What happens when you ban the sale of a certain products people enjoy? Black markets!
That shift is one of the many unintended consequences of a de facto federal ban on horse slaughter, according to a recent federalgovernment study. As the domestic market for unwanted horses shrinks, more are being neglected and abandoned, and roughly the same number — nearly 140,000 a year — are being killed after a sometimes grueling journey across the border.
“When they closed the plants, that put more of a hardship on our horses than the people who wanted to stop the slaughter can imagine,” said John Schoneberg, a Nebraska horse breeder who recently took in three horses from a nearby farmer who said that he was unable to pay for feed and would otherwise turn them loose.
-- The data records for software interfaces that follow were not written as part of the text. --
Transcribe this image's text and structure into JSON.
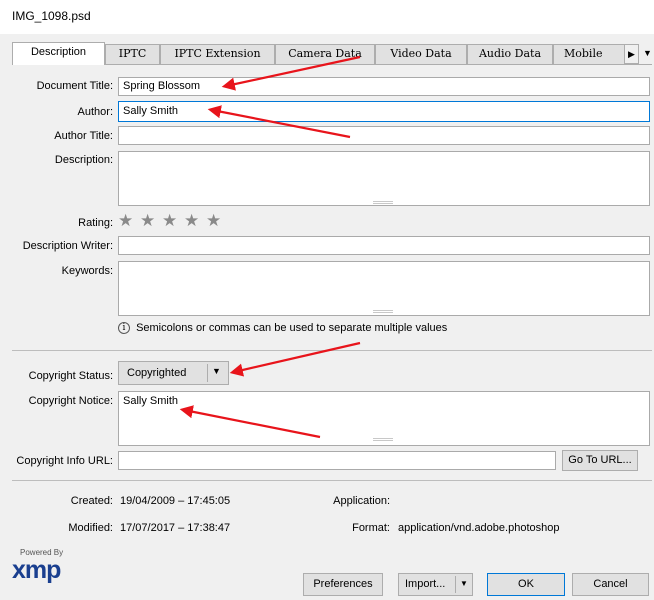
{
  "window": {
    "title": "IMG_1098.psd"
  },
  "tabs": [
    {
      "label": "Description",
      "active": true
    },
    {
      "label": "IPTC",
      "active": false
    },
    {
      "label": "IPTC Extension",
      "active": false
    },
    {
      "label": "Camera Data",
      "active": false
    },
    {
      "label": "Video Data",
      "active": false
    },
    {
      "label": "Audio Data",
      "active": false
    },
    {
      "label": "Mobile SW",
      "active": false
    }
  ],
  "tab_scroll": {
    "right": "▶",
    "menu": "▼"
  },
  "fields": {
    "document_title": {
      "label": "Document Title:",
      "value": "Spring Blossom"
    },
    "author": {
      "label": "Author:",
      "value": "Sally Smith"
    },
    "author_title": {
      "label": "Author Title:",
      "value": ""
    },
    "description": {
      "label": "Description:",
      "value": ""
    },
    "rating": {
      "label": "Rating:",
      "stars": 5,
      "value": 0
    },
    "description_writer": {
      "label": "Description Writer:",
      "value": ""
    },
    "keywords": {
      "label": "Keywords:",
      "value": ""
    },
    "keywords_hint": "Semicolons or commas can be used to separate multiple values",
    "copyright_status": {
      "label": "Copyright Status:",
      "value": "Copyrighted"
    },
    "copyright_notice": {
      "label": "Copyright Notice:",
      "value": "Sally Smith"
    },
    "copyright_url": {
      "label": "Copyright Info URL:",
      "value": ""
    }
  },
  "buttons": {
    "go_to_url": "Go To URL...",
    "preferences": "Preferences",
    "import": "Import...",
    "ok": "OK",
    "cancel": "Cancel"
  },
  "info": {
    "created_label": "Created:",
    "created_value": "19/04/2009 – 17:45:05",
    "modified_label": "Modified:",
    "modified_value": "17/07/2017 – 17:38:47",
    "application_label": "Application:",
    "application_value": "",
    "format_label": "Format:",
    "format_value": "application/vnd.adobe.photoshop"
  },
  "logo": {
    "powered_by": "Powered By",
    "brand": "xmp"
  },
  "colors": {
    "annotation_arrow": "#e8141b",
    "focus_border": "#0078d7",
    "star": "#8a8a8a"
  }
}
Horses are still being slaughtered, and many horses are being neglected and abandoned. I’m not saying that the slaughter of horses is a good thing, but simply banning something is not without negative consequences.